### Your task
Your answer should consist of the lines in the data below that contain "label".

### Data for this exercise

▼▼▼

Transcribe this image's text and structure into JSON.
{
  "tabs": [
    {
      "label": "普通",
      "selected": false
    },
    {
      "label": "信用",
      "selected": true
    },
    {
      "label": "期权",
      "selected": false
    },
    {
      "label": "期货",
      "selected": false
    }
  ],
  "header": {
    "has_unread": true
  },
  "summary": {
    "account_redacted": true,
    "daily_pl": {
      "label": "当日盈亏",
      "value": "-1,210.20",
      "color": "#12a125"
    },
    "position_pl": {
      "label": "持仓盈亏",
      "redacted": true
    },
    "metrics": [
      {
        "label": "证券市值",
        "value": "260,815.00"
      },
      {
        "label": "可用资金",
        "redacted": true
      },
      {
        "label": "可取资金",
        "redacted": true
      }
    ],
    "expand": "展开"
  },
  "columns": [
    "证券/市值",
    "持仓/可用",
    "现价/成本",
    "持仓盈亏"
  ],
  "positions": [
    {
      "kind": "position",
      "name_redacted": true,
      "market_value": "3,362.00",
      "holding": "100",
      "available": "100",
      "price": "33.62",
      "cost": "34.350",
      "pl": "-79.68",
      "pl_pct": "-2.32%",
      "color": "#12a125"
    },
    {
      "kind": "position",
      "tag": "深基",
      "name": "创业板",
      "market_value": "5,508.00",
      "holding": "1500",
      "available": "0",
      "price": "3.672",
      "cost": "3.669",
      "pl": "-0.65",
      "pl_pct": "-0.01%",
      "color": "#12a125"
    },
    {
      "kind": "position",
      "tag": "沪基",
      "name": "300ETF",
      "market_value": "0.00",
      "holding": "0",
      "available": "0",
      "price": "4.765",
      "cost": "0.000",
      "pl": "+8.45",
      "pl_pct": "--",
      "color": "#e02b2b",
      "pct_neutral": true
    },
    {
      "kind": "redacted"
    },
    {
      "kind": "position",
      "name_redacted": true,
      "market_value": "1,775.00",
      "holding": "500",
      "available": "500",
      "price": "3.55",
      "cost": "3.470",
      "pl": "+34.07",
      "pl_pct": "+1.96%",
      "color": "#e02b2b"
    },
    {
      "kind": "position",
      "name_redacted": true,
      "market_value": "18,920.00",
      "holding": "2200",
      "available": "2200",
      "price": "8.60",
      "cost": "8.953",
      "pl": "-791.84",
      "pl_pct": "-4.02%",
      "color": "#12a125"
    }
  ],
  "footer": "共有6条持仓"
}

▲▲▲

### Solved problem
      "label": "普通",
      "label": "信用",
      "label": "期权",
      "label": "期货",
      "label": "当日盈亏",
      "label": "持仓盈亏",
        "label": "证券市值",
        "label": "可用资金",
        "label": "可取资金",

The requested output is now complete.